MindHabits ready to roll prize-winning game

Playing MindHabits’ Trainer can make you feel all warm and fuzzy inside, and company execs insist their game is good for your state of mind.

In fact, they have research to back that up – more than a decade of social intelligence research performed at Montreal’s McGill University by MindHabits founder and president Dr. Mark Baldwin.

Trainer, winner of Telefilm Canada’s Great Canadian Video Game Competition, is a suite of games that are deceptively simple to play. Gamers will find themselves clicking on smiling faces as they float by, or picking out encouraging faces in a crowd of people pics. Aside from having fun, players will be retraining their minds’ responses to social stress, and can learn to focus on positive aspects rather than negative, stressful ones.

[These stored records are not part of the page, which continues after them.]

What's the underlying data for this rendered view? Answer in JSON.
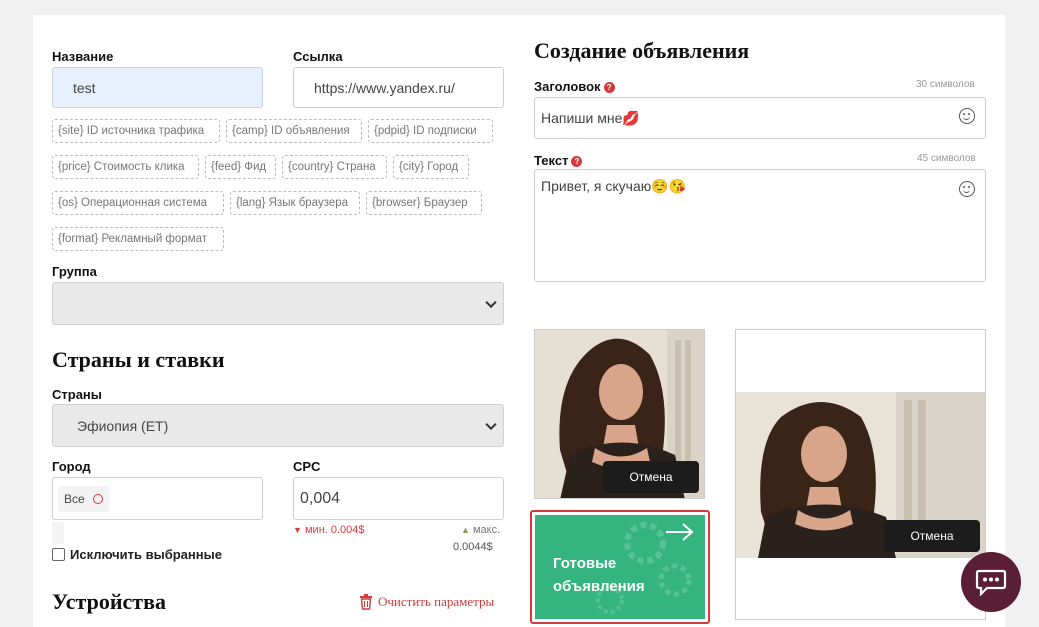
{
  "left": {
    "name_label": "Название",
    "name_value": "test",
    "link_label": "Ссылка",
    "link_value": "https://www.yandex.ru/",
    "macros": [
      "{site} ID источника трафика",
      "{camp} ID объявления",
      "{pdpid} ID подписки",
      "{price} Стоимость клика",
      "{feed} Фид",
      "{country} Страна",
      "{city} Город",
      "{os} Операционная система",
      "{lang} Язык браузера",
      "{browser} Браузер",
      "{format} Рекламный формат"
    ],
    "group_label": "Группа",
    "group_value": "",
    "countries_heading": "Страны и ставки",
    "countries_label": "Страны",
    "country_value": "Эфиопия (ET)",
    "city_label": "Город",
    "city_chip": "Все",
    "cpc_label": "CPC",
    "cpc_value": "0,004",
    "cpc_min": "мин. 0.004$",
    "cpc_max_label": "макс.",
    "cpc_max": "0.0044$",
    "exclude_label": "Исключить выбранные",
    "devices_heading": "Устройства",
    "clear_params": "Очистить параметры"
  },
  "right": {
    "heading": "Создание объявления",
    "title_label": "Заголовок",
    "title_counter": "30 символов",
    "title_value": "Напиши мне💋",
    "text_label": "Текст",
    "text_counter": "45 символов",
    "text_value": "Привет, я скучаю☺️😘",
    "cancel_label": "Отмена",
    "cancel_label_2": "Отмена",
    "ready_ads_line1": "Готовые",
    "ready_ads_line2": "объявления",
    "accent_green": "#34b57f",
    "accent_red": "#d43a3a"
  },
  "chat": {
    "icon": "chat-bubble-icon",
    "color": "#5a1e35"
  }
}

‘Dr. Baldwin had been working for years on social intelligence and the idea of using video games as a medium to get people to practice these mind habits,’ says Matthew Mather, CEO of Montreal-based MindHabits.

And then Mather heard about the GCVGC. ‘The challenge was to take the research work and make it [into something] fun and engaging,’ he says. ‘It’s one thing to do a set action over and over during research. It’s another to have someone want to do it – to make it more of a game, not a task.’

The GCVGC jury clearly felt people would indeed want to retrain their brains. Trainer was one of 10 entries to survive the competition’s first cut, each receiving $50,000. In March, four entries made it to round two, getting an additional $250,000 in financing to create a playable prototype and work out a marketing plan and commercialization options.

At September’s Vancouver International Digital Festival, Telefilm announced Trainer had taken top GCVGC honors. The win saw MindHabits receive up to $500,000 from Telefilm, matched equally with private financing for a total of up to $1 million.

‘[MindHabits] had a really unique property backed up by some great science,’ says Earl Hong Tai, director of the Western region for Telefilm. ‘It’s not complicated, but it was market-ready. They had multiple platforms, had financing in place, and were going after an under-targeted demographic. They were fresh.’

Adds Mather: ‘We’re targeting the casual gaming market, where the median age is 40, and it’s a market that tends to be more female than male.’

No stranger to the wired world, Mather is, by his own accounts, a ‘serial entrepreneur.’ A previous CEO at Lycos Canada, he’s created tactile feedback technology for gaming, and set up a licensing program for software at McGill.

That’s where he met Baldwin, and encouraged him to file a patent on his research work into social intelligence. Baldwin did license it, and later formed MindHabits, which Mather joined full-time about a year ago.

Mather says seven full-time people worked on Trainer. ‘But our staff changes depending on the phase we’re in. We had up to 30 people working on Trainer on a contract basis, and almost 1,000 volunteers to get [the people] pictures done,’ he notes.

Trainer’s web version is complete, and asks participants to sign up for a $19.95 membership. MindHabits is also in negotiations with carriers for handheld and other gaming devices. Mather says it helped that the competition’s jury consisted of industry pros including Rory Armes, SVP and group GM, EA Black Box and EA Montreal; Yannis Mallat, CEO, Ubisoft Montreal; Ron Moravek, VP, COO, Electronic Arts Canada; and Kelly Zmak, president, Radical Entertainment.

‘It’s been on the web for a week now and we’ve got 15,000 people who’ve signed up as registered users to play it,’ says Mather.

‘Telefilm could have just made this money available via grant with rounds, but they chose to do it as an external competition, and they brought outside industry people in, which was really different. All the publishers had been watching this, so it definitely garnered buzz.’